You can read more about how we developed the bylaw below. 

Bylaw review

Regional Council must review the Bylaw every five years, giving us the opportunity to take a closer look at what’s working well and what needs to be refined. The latest review began in December 2015 and a new Bylaw was adopted on 14 February 2017.

What's new in the 2017 Bylaw?

While most of the clauses in the Bylaw stayed the same, the key changes are summarised here and outlined below. Please note this is not a full list of all changes.
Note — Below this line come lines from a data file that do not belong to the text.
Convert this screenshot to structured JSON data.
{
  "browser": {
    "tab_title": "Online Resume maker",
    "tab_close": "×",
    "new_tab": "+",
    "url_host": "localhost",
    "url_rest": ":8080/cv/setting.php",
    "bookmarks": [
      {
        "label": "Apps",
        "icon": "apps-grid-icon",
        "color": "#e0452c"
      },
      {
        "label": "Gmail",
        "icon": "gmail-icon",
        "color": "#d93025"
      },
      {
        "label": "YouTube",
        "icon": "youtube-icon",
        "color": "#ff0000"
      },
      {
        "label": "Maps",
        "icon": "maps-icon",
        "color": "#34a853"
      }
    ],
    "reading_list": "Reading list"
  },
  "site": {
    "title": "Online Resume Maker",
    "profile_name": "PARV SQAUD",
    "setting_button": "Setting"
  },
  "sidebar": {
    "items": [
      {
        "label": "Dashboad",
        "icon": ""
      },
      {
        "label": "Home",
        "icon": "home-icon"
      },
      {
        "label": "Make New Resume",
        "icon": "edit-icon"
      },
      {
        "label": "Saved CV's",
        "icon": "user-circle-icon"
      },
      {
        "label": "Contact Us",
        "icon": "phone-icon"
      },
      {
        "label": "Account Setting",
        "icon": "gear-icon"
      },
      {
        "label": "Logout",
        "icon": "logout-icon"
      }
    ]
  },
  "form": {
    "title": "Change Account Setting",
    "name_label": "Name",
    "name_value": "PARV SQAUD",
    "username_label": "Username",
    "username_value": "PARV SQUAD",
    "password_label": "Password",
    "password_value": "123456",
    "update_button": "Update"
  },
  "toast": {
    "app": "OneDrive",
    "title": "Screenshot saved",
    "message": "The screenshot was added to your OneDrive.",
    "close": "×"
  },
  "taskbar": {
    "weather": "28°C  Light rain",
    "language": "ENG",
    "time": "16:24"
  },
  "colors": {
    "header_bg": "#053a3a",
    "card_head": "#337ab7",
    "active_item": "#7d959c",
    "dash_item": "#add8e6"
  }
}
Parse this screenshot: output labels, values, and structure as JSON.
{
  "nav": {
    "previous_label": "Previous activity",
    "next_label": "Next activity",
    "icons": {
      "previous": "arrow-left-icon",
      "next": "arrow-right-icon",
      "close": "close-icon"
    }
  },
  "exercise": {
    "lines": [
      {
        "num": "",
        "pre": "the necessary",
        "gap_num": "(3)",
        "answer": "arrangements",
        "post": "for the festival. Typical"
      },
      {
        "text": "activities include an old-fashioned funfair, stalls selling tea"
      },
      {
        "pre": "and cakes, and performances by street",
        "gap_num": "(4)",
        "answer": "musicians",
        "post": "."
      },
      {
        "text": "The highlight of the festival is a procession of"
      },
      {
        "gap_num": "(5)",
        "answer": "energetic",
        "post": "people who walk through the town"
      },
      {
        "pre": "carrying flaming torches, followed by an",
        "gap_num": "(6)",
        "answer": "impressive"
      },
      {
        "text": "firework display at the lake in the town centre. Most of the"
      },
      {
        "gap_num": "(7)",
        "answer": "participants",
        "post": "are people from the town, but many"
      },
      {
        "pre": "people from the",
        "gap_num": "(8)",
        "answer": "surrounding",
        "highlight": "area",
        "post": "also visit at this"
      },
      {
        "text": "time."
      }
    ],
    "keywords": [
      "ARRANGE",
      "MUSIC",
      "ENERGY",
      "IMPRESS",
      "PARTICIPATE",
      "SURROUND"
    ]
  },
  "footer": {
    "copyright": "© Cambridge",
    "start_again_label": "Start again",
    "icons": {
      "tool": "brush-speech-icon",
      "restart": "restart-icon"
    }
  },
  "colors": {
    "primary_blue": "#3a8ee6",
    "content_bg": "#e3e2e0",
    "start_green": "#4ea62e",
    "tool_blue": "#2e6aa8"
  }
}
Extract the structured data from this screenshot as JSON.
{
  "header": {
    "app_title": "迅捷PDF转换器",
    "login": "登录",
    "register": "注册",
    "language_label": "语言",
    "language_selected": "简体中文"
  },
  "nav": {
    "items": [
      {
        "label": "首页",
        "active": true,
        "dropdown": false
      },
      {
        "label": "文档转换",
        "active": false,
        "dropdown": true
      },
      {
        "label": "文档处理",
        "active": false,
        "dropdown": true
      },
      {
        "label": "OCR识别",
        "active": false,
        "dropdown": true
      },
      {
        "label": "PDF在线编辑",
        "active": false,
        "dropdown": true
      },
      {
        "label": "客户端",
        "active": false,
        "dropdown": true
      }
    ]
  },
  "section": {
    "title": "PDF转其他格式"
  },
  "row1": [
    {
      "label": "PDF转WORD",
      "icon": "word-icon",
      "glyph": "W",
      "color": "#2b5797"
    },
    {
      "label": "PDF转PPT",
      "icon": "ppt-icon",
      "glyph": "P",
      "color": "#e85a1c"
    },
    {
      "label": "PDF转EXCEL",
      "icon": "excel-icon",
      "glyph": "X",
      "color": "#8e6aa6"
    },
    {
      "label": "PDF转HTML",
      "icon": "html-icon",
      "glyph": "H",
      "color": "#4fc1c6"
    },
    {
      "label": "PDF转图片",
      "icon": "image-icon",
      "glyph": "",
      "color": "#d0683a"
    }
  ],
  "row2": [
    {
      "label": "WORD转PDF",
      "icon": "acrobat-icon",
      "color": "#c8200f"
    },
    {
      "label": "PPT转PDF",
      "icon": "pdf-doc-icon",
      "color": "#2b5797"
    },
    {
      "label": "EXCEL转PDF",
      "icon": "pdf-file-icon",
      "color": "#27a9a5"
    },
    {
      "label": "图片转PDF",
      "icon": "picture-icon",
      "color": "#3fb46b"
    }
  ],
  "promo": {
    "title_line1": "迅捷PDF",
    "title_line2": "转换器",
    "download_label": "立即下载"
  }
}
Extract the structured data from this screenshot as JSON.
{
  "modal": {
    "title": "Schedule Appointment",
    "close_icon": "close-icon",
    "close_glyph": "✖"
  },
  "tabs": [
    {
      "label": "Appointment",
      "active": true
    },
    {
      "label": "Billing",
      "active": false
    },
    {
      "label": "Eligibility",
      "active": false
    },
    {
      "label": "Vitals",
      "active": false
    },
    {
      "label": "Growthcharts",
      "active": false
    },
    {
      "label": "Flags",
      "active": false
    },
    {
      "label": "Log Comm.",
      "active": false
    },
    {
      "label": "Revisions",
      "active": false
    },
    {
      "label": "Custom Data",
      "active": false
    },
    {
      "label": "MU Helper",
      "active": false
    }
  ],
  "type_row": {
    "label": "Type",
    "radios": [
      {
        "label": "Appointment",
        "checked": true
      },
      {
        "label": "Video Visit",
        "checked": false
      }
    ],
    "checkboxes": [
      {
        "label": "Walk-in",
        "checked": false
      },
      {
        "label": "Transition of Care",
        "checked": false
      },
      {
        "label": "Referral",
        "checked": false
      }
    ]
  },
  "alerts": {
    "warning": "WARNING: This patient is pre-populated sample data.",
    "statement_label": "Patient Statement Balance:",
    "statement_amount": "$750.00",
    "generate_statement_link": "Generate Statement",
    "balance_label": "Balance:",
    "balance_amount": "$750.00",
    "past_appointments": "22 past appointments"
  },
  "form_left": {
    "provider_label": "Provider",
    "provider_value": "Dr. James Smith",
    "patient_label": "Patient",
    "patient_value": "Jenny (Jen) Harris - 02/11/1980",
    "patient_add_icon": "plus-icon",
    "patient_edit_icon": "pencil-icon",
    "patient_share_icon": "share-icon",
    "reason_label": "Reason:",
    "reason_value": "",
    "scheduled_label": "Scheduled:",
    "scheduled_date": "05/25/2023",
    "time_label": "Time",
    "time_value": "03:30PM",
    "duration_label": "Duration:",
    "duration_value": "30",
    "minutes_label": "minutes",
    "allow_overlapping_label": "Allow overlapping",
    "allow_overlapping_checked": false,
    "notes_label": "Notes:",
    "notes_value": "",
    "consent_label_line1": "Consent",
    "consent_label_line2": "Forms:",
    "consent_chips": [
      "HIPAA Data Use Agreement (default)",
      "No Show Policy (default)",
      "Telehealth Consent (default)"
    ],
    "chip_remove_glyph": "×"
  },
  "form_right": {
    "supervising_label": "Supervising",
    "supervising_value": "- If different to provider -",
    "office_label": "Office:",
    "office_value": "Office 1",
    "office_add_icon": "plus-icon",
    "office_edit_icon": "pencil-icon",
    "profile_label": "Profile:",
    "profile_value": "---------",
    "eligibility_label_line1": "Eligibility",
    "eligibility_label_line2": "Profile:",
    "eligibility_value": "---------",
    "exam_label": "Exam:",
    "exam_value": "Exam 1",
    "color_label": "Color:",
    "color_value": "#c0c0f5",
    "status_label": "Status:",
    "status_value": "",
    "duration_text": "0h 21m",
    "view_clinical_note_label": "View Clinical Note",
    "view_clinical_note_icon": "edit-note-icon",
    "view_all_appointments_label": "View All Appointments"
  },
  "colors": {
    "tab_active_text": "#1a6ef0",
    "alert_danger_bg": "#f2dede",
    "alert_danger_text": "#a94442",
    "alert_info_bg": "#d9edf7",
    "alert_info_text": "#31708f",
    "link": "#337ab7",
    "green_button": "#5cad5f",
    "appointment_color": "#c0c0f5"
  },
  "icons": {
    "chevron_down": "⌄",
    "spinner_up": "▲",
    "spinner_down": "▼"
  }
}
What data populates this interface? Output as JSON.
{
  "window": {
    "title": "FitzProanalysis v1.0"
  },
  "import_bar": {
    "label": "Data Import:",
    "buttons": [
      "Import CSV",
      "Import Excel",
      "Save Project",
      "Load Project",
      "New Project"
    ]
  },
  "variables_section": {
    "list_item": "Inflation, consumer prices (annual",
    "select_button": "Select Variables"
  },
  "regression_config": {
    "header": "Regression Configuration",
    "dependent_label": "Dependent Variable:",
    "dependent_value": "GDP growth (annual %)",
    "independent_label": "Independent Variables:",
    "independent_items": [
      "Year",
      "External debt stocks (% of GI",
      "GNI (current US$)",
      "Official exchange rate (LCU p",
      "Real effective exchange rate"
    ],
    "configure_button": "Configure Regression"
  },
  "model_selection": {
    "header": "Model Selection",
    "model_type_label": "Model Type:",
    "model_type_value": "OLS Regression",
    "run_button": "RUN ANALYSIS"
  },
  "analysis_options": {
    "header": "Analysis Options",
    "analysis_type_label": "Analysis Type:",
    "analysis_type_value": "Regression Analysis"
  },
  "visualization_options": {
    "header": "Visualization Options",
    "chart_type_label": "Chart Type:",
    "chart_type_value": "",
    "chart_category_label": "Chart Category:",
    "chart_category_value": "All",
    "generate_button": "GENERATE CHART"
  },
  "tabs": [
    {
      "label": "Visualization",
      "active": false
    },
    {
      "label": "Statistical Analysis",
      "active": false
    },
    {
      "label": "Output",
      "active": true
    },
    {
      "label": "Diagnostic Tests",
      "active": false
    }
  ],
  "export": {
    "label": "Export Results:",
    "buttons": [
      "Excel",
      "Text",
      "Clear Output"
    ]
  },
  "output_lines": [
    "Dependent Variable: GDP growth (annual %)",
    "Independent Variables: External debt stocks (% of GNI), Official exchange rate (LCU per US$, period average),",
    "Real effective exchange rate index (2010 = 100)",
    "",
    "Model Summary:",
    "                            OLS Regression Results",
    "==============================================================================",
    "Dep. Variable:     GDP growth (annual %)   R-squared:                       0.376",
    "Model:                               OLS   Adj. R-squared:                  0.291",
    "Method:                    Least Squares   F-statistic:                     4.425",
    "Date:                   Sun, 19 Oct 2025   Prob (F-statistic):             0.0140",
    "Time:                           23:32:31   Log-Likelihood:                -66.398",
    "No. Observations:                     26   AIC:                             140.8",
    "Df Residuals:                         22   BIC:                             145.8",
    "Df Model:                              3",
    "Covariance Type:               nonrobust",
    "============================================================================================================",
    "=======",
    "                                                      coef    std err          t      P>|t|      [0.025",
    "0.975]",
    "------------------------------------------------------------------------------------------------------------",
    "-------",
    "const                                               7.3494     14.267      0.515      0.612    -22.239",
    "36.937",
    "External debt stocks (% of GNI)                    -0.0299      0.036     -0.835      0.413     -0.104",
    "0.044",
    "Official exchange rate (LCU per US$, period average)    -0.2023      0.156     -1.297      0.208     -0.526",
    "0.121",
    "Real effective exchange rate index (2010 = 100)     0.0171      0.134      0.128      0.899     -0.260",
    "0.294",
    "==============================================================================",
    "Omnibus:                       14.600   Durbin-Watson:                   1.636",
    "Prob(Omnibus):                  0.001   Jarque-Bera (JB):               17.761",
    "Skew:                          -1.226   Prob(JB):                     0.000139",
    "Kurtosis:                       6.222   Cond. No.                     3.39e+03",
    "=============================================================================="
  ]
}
People on board a vessel 6m or less must now wear a lifejacket unless the skipper, who is over the age of 15, has assessed the risk and specifically authorised that it is not required to be worn.  There are a number of exceptions to the rules, such as the need to wear lifejackets in times of heightened danger, and these have not changed.


All Personal Water Craft (jet ski) used in Bay of Plenty waterways will need to be registered with the Regional Council or other participating Council. This will ensure operators causing a nuisance, as well as stolen vessels, are easier to identify.


A moving prohibited zone has been established for large vessels over 500 gross tonnes in Tauranga Harbour. This means that in the main navigation channel boaties are not allowed to navigate 500m in front of, and 50m each side of, these large ships.


For safety reasons, The Hunters Creek ski area will now be closed to ski traffic two hours either side of low tide.


Boaties are not permitted to anchor in the same area of Tauranga Harbour for more than 14 consecutive days.


Boaties are not permitted to secure their boat to a mooring without permission of the owner.


To help with identification, powered vessels over 4m and non-powered vessels over 6m are required to be clearly marked with a name or number, consisting of a minimum of two letters or numbers, which must not be a vessel’s brand, make or model. The name and number must be of a contrasting colour that is legible from a distance of 50 metres, with a minimum height of 90 millimetres and each digit having a minimum width of 80 millimetres, or compliant with a national sporting body standard.Smaller vessels are encouraged to ensure some form of identification is on their vessel to help with determining ownership or knowing who we may be looking for in event of an emergency


To reduce confusion between a passive recreation area, a definition for a Non-Water sports Area has been added to the Bylaw. A Non-Water sports Area, is an area that is not allowed to be used for more active water sports like water skiing, using personal water craft or other high impact recreational activities.

To ensure popular boating spots are shared safely, new reserved areas have been added and minor changes made to some existing ones too. These include:

  • New reserved area for swimming at Lake Aniwaniwa
  • New reserved area for swimming in Whakatāne Harbour
  • Adjustment to the reserved area in Matutu Arm, Lake Rotoiti
  • New non-watersports area at Waipu Bay in Tauranga Harbour
  • Limited speed uplifting for jetboat operator on Lake Rotorua

 Read the Independent Commissioners Report and Recommendations of the Draft Bay of Plenty Regional Council Navigational Bylaw 2016 (324KB, pdf)